|Katima top brass accused of sitting on prime land|
|Thursday, 08 July 2010 09:23|
SOME Katima Mulilo property developers are up in arms against the town council and municipality for allocating land to prominent people who are delaying putting up permanent structures.
According to some business and property developers who spoke to Informanté, the municipality is failing to put up strict rules regarding land allocation and building after they established that most of the prospective tourist budding plots are owned by prominent national figures.|
The plots in question are Guinea Fowl Inn owned by Health Minister Richard Kamwi, Wooden Bridge Lodge owned Presidential Affairs minister Albert Kawana, and Businessman Ignatius Chunga who owns a plot in Katima Mulilo business district. Former Caprivi Regional Raymond Matiti owns a residential plot in the Boma Location.
The property developers alleged that the municipality is failing to address the need for business land that could benefit the town adding that some of the prominent people have owned the land for more than 11 years.
“How can one be so selfish and own a plot for so many years without building or setting up a structure to benefit the town if not for profit? We want stricter rules to be put in place as those plots can attract tourism in the town,” said one.
Some of the plots situated along the Zambezi River have dilapidated buildings belonging to both Kamwi and Kawana who have allegedly owned the land for more than eight years respectively.
Chunga confirmed he has owned the land for more then 11years citing his delay as financial constraints.

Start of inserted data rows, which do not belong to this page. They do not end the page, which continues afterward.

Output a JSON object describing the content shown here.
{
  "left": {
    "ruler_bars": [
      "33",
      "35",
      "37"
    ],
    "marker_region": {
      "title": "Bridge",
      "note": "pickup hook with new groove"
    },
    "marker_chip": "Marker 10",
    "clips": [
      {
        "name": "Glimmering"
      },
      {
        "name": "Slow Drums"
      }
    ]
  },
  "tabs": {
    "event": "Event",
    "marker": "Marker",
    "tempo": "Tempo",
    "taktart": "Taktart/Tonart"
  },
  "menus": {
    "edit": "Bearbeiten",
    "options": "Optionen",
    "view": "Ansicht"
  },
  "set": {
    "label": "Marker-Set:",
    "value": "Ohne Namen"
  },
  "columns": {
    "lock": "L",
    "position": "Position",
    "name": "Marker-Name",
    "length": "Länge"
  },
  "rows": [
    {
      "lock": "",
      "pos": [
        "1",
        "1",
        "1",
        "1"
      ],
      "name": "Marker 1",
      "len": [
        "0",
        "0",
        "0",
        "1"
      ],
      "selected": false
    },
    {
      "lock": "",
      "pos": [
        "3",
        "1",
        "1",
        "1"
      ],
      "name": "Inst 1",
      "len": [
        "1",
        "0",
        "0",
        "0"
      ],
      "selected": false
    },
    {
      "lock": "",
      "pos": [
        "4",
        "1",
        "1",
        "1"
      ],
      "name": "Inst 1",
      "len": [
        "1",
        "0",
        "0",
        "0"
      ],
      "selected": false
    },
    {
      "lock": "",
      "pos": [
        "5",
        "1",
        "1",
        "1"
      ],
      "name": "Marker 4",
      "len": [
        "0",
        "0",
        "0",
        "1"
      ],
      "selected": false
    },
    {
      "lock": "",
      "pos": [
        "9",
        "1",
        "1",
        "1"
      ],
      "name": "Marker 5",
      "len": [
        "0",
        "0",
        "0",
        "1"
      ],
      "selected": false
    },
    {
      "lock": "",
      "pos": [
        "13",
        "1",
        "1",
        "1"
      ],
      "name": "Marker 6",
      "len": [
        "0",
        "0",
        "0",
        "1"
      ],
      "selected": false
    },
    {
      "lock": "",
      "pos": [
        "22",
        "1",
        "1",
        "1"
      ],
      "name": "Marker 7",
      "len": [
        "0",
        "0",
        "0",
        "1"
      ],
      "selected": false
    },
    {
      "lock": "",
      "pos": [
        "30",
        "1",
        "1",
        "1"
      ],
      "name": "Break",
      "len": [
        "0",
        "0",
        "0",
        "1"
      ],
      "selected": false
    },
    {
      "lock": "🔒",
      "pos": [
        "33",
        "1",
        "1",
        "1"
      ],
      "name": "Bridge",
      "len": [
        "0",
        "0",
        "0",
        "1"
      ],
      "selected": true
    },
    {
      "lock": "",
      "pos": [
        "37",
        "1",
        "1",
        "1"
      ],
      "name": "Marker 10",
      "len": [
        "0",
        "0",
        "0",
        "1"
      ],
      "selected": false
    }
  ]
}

“I will set up a building as soon as my finances are in order,” said Chunga.
The dilapidated wooden bridge lodge has no roofing as it was allegedly stolen and Guinea Fowl Inn building was burnt down to the ground and no renovations have been undertaken since the new owner took over.

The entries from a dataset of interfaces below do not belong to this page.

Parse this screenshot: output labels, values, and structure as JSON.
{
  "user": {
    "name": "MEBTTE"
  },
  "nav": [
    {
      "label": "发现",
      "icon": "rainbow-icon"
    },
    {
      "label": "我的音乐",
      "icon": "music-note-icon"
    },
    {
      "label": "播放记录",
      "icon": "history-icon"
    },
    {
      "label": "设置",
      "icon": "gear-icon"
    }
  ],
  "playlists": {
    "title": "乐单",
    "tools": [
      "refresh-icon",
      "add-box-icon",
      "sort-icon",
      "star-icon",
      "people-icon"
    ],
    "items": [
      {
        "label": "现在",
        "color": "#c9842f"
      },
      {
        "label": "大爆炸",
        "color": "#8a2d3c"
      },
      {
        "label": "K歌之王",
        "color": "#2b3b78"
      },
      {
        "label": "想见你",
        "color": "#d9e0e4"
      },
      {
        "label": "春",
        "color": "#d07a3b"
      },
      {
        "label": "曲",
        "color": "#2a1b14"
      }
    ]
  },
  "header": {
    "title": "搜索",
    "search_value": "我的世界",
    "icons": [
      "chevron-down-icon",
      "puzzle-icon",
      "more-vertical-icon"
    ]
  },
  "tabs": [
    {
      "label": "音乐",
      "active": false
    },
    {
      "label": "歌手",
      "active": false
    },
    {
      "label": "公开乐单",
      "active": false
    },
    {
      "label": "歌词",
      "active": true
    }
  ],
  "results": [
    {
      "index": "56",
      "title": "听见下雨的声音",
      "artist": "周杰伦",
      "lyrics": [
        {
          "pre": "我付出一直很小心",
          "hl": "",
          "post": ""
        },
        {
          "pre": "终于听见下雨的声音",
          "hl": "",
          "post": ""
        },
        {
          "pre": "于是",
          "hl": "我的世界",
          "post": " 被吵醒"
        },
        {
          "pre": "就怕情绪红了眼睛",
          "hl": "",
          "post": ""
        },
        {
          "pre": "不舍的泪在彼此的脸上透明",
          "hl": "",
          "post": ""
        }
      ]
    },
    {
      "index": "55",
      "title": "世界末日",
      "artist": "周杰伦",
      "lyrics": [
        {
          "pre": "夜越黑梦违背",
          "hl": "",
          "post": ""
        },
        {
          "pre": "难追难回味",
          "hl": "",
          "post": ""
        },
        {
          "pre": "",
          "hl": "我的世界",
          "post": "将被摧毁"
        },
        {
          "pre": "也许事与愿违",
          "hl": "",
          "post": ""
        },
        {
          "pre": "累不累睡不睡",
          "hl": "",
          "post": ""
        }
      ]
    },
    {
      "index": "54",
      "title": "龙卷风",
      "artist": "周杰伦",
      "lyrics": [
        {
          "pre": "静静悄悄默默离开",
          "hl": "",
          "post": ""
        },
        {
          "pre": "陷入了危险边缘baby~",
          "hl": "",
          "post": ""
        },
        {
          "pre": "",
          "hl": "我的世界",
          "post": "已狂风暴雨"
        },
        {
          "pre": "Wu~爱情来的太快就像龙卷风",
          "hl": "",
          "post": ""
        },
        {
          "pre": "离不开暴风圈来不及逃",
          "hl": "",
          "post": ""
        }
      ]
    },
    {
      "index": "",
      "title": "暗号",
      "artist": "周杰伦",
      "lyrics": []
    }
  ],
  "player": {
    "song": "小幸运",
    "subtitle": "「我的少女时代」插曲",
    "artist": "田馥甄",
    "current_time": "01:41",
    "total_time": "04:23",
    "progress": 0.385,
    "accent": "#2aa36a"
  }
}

Katima Mulilo Mayor John Likando confirmed the issue but asked for patience from the prospective land owners until new set measures are put in place according to the land Act, Act 23 of 1992.
Likando also said the landowners are only charged double levy, rates and taxes for failing to set up permanent structures and that council cannot repossess the land.
“Council is busy planning a set of new bylaws regarding landownership. Unfortunately we cannot repossess the land but charge them double levy, rates and taxes,” Likando